$\frac{d}{\mathrm{dx}} \sec \left({x}^{2}\right) = \sec \left({x}^{2}\right) \tan \left({x}^{2}\right) 2 x$

Explanation

To solve this question, you would need to use the chain rule (and later on, the quotient rule as well).

In $\sec \left({x}^{2}\right)$, you can quite easily identitfy the "inner" and "outer" functions present to use the chain rule. The "inner" function is ${x}^{2}$, because it is composed/inside of in the $\sec$.

The chain rule is:
$F ' \left(x\right) = f ' \left(g \left(x\right)\right) \left(g ' \left(x\right)\right)$

Or, in words:

the derivative of the outer function (with the inside function left alone!) times the derivative of the inner function.

To make things simpler, I'm going to denote $u = {x}^{2}$ for now because at one point, we will have to leave the inner function alone, but you don't have to do this. If you do, make sure you sub $u = {x}^{2}$ back in at the end so that all your variables are in terms of $x$.

Steps
1) The derivative of the outer function (with the inside function $u$ left alone!)
$\frac{d}{\mathrm{dx}} \sec \left(u\right) = \frac{d}{\mathrm{dx}} \frac{1}{\cos} \left(u\right)$
NB: Unless you have the derivative of $\sec$ memorized, you will have to do a quotient rule here to find its derivative. We know that $\sec \left(u\right) = \frac{1}{\cos} \left(u\right)$ from Trig. So...
d/dx sec (u) = d/dx 1/cos(u) = (cos (u)(0) - 1 (-sin (u)))/( cos (u)cos (u))= sin (u)/ (cos (u) cos (u)) = sin(u)/cos(u) *(1/cos( u)) = tan (u) sec(u)=sec (u) tan (u)

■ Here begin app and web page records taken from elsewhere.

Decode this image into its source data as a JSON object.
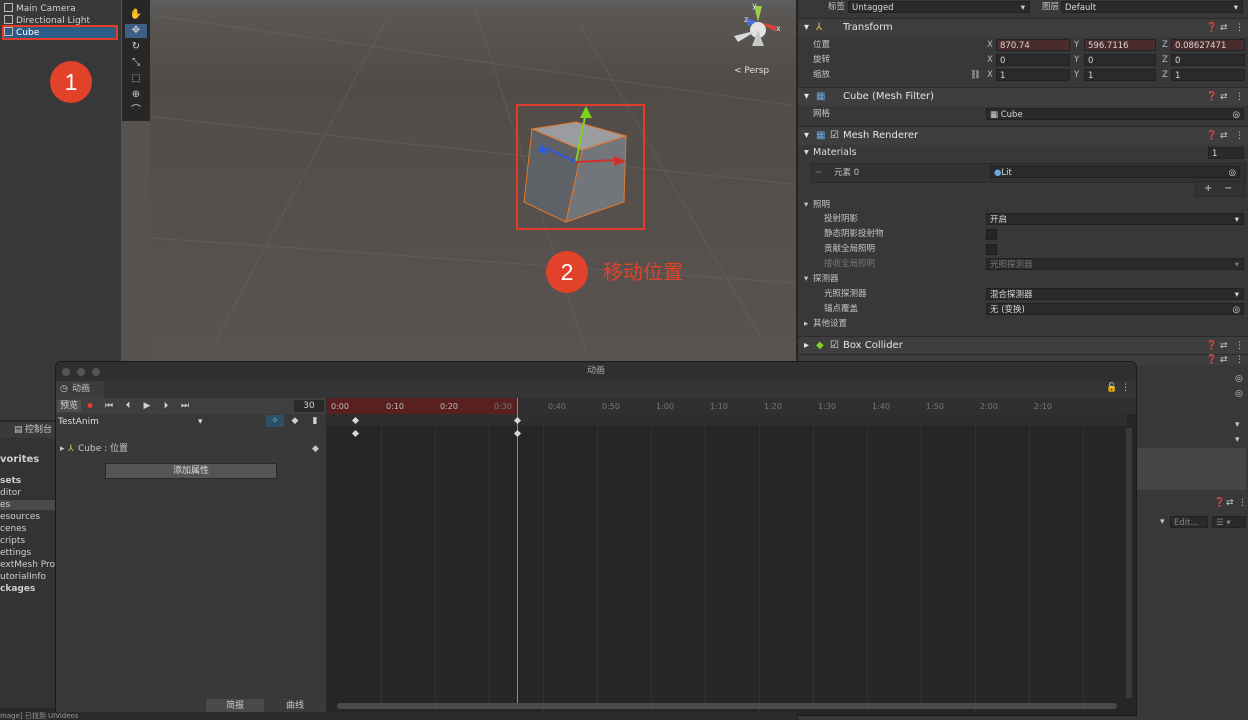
{
  "hierarchy": {
    "items": [
      "Main Camera",
      "Directional Light",
      "Cube"
    ],
    "selected": "Cube"
  },
  "annotations": {
    "step1": "1",
    "step2_num": "2",
    "step2_text": "移动位置"
  },
  "scene": {
    "view_label": "< Persp",
    "gizmo_axes": {
      "x": "x",
      "y": "y",
      "z": "z"
    }
  },
  "inspector": {
    "tag_label": "标签",
    "tag_value": "Untagged",
    "layer_label": "图层",
    "layer_value": "Default",
    "transform": {
      "title": "Transform",
      "position_label": "位置",
      "rotation_label": "旋转",
      "scale_label": "缩放",
      "position": {
        "x": "870.74",
        "y": "596.7116",
        "z": "0.08627471"
      },
      "rotation": {
        "x": "0",
        "y": "0",
        "z": "0"
      },
      "scale": {
        "x": "1",
        "y": "1",
        "z": "1"
      }
    },
    "mesh_filter": {
      "title": "Cube (Mesh Filter)",
      "mesh_label": "网格",
      "mesh_value": "Cube"
    },
    "mesh_renderer": {
      "title": "Mesh Renderer",
      "materials_label": "Materials",
      "materials_count": "1",
      "element_label": "元素 0",
      "element_value": "Lit",
      "lighting_label": "照明",
      "cast_shadows_label": "投射阴影",
      "cast_shadows_value": "开启",
      "static_shadow_label": "静态阴影投射物",
      "contribute_gi_label": "贡献全局照明",
      "receive_gi_label": "接收全局照明",
      "receive_gi_value": "光照探测器",
      "probes_label": "探测器",
      "light_probes_label": "光照探测器",
      "light_probes_value": "混合探测器",
      "anchor_label": "锚点覆盖",
      "anchor_value": "无 (变换)",
      "other_label": "其他设置"
    },
    "box_collider": {
      "title": "Box Collider"
    },
    "bottom_edit": "Edit..."
  },
  "console": {
    "tab_label": "控制台"
  },
  "project": {
    "items": [
      "vorites",
      "sets",
      "ditor",
      "es",
      "esources",
      "cenes",
      "cripts",
      "ettings",
      "extMesh Pro",
      "utorialInfo",
      "ckages"
    ]
  },
  "animation": {
    "window_title": "动画",
    "tab_label": "动画",
    "preview_label": "预览",
    "frame_value": "30",
    "clip_name": "TestAnim",
    "property_label": "Cube : 位置",
    "add_property_label": "添加属性",
    "dopesheet_label": "简报",
    "curves_label": "曲线",
    "ticks": [
      "0:00",
      "0:10",
      "0:20",
      "0:30",
      "0:40",
      "0:50",
      "1:00",
      "1:10",
      "1:20",
      "1:30",
      "1:40",
      "1:50",
      "2:00",
      "2:10"
    ]
  },
  "status": {
    "text": "mage] 已找到 UIVideos"
  }
}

2) The derivative of the inner function:
$\frac{d}{\mathrm{dx}} {x}^{2} = 2 x$

3) Combining the two steps to give the actual derivative:

$\frac{d}{\mathrm{dx}} \sec \left({x}^{2}\right) = \sec \left({x}^{2}\right) \tan \left({x}^{2}\right) 2 x$